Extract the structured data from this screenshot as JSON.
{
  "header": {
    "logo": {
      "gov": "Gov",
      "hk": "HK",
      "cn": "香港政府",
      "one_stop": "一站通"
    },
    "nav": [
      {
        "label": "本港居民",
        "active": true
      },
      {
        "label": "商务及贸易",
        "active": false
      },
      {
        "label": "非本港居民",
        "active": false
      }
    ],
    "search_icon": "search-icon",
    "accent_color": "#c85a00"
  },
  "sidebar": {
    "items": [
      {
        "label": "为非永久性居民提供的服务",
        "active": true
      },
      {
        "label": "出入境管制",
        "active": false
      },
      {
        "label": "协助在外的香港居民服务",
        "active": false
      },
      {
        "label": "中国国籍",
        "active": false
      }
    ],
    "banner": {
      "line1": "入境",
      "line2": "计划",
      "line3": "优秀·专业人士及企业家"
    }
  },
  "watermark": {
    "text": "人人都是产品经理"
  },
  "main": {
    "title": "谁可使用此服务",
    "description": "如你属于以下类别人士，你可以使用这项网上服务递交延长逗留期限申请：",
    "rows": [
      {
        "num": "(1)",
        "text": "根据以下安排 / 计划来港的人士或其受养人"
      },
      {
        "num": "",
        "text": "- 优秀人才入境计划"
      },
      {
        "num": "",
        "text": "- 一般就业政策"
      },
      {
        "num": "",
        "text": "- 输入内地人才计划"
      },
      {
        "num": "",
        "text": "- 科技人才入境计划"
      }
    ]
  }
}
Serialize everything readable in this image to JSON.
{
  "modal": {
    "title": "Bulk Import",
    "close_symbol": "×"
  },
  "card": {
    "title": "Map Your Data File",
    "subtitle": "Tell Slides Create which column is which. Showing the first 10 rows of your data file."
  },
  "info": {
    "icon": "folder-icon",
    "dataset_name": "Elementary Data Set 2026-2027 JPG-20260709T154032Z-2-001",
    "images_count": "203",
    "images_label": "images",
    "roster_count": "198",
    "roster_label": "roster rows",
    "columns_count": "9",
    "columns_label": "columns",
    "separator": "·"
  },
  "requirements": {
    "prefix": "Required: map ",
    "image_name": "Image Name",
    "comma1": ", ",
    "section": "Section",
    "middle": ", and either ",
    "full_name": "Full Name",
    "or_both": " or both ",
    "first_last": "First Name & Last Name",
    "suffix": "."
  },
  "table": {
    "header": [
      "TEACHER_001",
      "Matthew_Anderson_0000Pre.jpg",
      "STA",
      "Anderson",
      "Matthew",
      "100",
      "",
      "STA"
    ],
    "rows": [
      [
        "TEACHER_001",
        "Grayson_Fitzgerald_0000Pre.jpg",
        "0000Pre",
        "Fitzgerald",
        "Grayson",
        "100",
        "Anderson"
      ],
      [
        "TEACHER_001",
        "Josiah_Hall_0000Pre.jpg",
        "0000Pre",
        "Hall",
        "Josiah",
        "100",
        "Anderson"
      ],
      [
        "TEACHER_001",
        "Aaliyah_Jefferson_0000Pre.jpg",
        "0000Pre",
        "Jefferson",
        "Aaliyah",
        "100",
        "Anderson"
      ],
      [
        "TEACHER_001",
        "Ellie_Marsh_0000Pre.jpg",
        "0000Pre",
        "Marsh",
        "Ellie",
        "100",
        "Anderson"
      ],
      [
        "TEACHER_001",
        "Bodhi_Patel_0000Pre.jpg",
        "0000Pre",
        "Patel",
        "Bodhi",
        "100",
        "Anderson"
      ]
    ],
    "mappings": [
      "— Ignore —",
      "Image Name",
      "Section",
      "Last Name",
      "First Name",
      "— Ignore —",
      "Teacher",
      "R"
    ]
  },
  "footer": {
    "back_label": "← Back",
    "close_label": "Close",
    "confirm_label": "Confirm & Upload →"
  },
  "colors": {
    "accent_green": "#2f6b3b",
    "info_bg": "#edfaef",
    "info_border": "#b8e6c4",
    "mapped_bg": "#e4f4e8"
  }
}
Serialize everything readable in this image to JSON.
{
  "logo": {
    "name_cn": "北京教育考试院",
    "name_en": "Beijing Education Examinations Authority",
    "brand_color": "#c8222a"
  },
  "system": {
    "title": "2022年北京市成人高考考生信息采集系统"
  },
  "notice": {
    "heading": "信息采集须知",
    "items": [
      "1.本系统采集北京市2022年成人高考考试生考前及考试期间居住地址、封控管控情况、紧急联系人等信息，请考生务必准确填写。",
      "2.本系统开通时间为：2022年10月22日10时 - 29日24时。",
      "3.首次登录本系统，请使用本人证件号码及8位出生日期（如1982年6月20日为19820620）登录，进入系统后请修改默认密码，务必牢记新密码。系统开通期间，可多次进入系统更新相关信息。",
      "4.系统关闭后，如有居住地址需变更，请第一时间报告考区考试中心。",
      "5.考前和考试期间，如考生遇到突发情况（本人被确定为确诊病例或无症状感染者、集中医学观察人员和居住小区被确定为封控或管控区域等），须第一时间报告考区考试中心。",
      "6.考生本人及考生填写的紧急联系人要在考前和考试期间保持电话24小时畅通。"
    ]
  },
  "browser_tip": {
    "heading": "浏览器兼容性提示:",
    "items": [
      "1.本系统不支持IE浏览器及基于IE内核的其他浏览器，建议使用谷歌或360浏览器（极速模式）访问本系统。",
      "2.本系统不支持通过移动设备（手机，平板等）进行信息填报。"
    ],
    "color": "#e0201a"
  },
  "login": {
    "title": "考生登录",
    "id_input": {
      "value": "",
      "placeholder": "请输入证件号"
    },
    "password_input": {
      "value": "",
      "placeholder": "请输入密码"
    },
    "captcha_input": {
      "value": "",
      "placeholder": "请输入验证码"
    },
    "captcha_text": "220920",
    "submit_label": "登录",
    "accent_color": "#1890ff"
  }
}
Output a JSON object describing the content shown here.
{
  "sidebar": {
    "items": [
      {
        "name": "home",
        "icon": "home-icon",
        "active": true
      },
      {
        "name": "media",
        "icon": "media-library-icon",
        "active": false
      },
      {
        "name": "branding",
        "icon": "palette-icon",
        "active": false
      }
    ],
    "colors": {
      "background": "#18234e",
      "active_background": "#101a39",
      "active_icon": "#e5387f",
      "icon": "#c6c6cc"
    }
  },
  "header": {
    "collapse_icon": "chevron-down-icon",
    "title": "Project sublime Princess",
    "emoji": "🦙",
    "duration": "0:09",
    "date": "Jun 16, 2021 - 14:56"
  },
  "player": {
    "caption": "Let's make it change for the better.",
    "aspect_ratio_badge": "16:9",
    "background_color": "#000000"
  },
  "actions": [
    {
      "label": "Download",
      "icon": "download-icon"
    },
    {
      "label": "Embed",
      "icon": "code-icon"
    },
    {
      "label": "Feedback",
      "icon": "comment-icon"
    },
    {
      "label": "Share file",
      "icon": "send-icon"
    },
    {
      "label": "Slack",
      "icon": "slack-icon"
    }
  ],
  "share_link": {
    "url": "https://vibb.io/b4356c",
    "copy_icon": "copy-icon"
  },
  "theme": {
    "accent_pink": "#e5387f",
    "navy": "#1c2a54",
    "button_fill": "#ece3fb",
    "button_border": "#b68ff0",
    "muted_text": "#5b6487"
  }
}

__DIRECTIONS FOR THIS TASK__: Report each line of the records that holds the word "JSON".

__PROBLEM SOLUTION__:
Extract the structured data from this screenshot as JSON.
Serialize everything readable in this image to JSON.
Serialize everything readable in this image to JSON.
Output a JSON object describing the content shown here.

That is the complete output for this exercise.